When strong winds on one continent stir up mineral rock dust (such as calcite or chlorite), the airborne particles can travel thousands of miles to affect entirely different continents. Dust suspended in the air can heat or cool the atmosphere and Earth's surface. This heating or cooling effect is the focus of NASA’s Earth Surface Mineral Dust Source Investigation (EMIT) mission.
Mineral dust has many other effects on our planet. It can help form clouds or change atmospheric chemistry. When the dust settles in water or on land it can provide nutrients for ecosystem growth. If it falls on snow or ice, mineral dust can increase sunlight absorption and accelerate melting. Mineral dust in the air can reduce visibility or harm human health.
Scientists know that most of the mineral dust transported in Earth’s atmosphere comes from arid, or dry, regions around the globe. But they aren’t certain what types of minerals the wind carries from those regions. Different minerals affect the environment in different ways. So scientists need to know what minerals are in dust source regions if they’re going to better understand how the dust is affecting the Earth. EMIT will provide this missing dust source information.
The data will allow scientists to create a new mineral map of Earth’s dust-producing regions. The map will improve computer models that scientists will use to assess the regional and global heating and cooling effects of mineral dust today and in the future.
EMIT is being developed at NASA’s Jet Propulsion Laboratory and is scheduled to launch in 2022. The instrument will observe Earth from outside the International Space Station. Once it begins operation, EMIT data will be delivered to the NASA Land Processes Distributed Active Archive Center (DAAC) for use by other researchers and the public.

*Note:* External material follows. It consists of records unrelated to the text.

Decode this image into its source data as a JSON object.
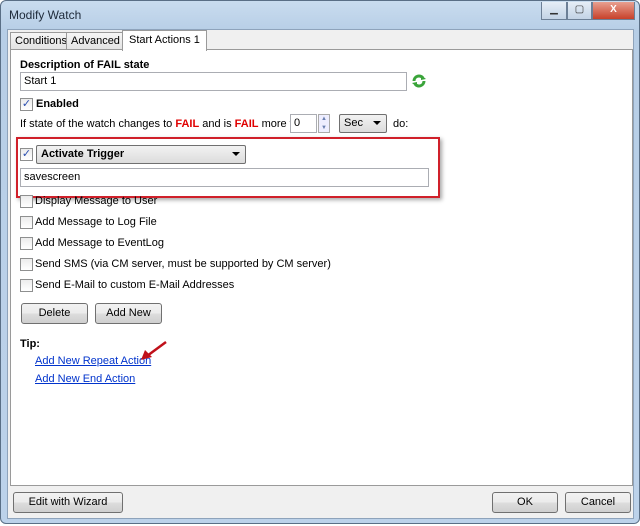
{
  "window": {
    "title": "Modify Watch",
    "minimize_icon": "minimize-icon",
    "maximize_icon": "maximize-icon",
    "close_icon": "close-icon"
  },
  "tabs": [
    {
      "label": "Conditions",
      "active": false
    },
    {
      "label": "Advanced",
      "active": false
    },
    {
      "label": "Start Actions 1",
      "active": true
    }
  ],
  "form": {
    "description_label": "Description of FAIL state",
    "description_value": "Start 1",
    "enabled_label": "Enabled",
    "enabled_checked": true,
    "condition": {
      "prefix": "If state of the watch changes to",
      "fail1": "FAIL",
      "middle": "and is",
      "fail2": "FAIL",
      "suffix": "more than",
      "duration": "0",
      "unit": "Sec",
      "do": "do:"
    },
    "action": {
      "checked": true,
      "type": "Activate Trigger",
      "value": "savescreen"
    },
    "options": [
      {
        "label": "Display Message to User",
        "checked": false
      },
      {
        "label": "Add Message to Log File",
        "checked": false
      },
      {
        "label": "Add Message to EventLog",
        "checked": false
      },
      {
        "label": "Send SMS (via CM server, must be supported by CM server)",
        "checked": false
      },
      {
        "label": "Send E-Mail to custom E-Mail Addresses",
        "checked": false
      }
    ],
    "delete_label": "Delete",
    "add_new_label": "Add New",
    "tip_label": "Tip:",
    "links": [
      "Add New Repeat Action",
      "Add New End Action"
    ]
  },
  "footer": {
    "wizard_label": "Edit with Wizard",
    "ok_label": "OK",
    "cancel_label": "Cancel"
  },
  "colors": {
    "highlight_box": "#d0202a",
    "fail_text": "#e00000",
    "link": "#0033cc"
  }
}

Robert O. Green is principal investigator of EMIT and a senior research scientist at the NASA Jet Propulsion Laboratory.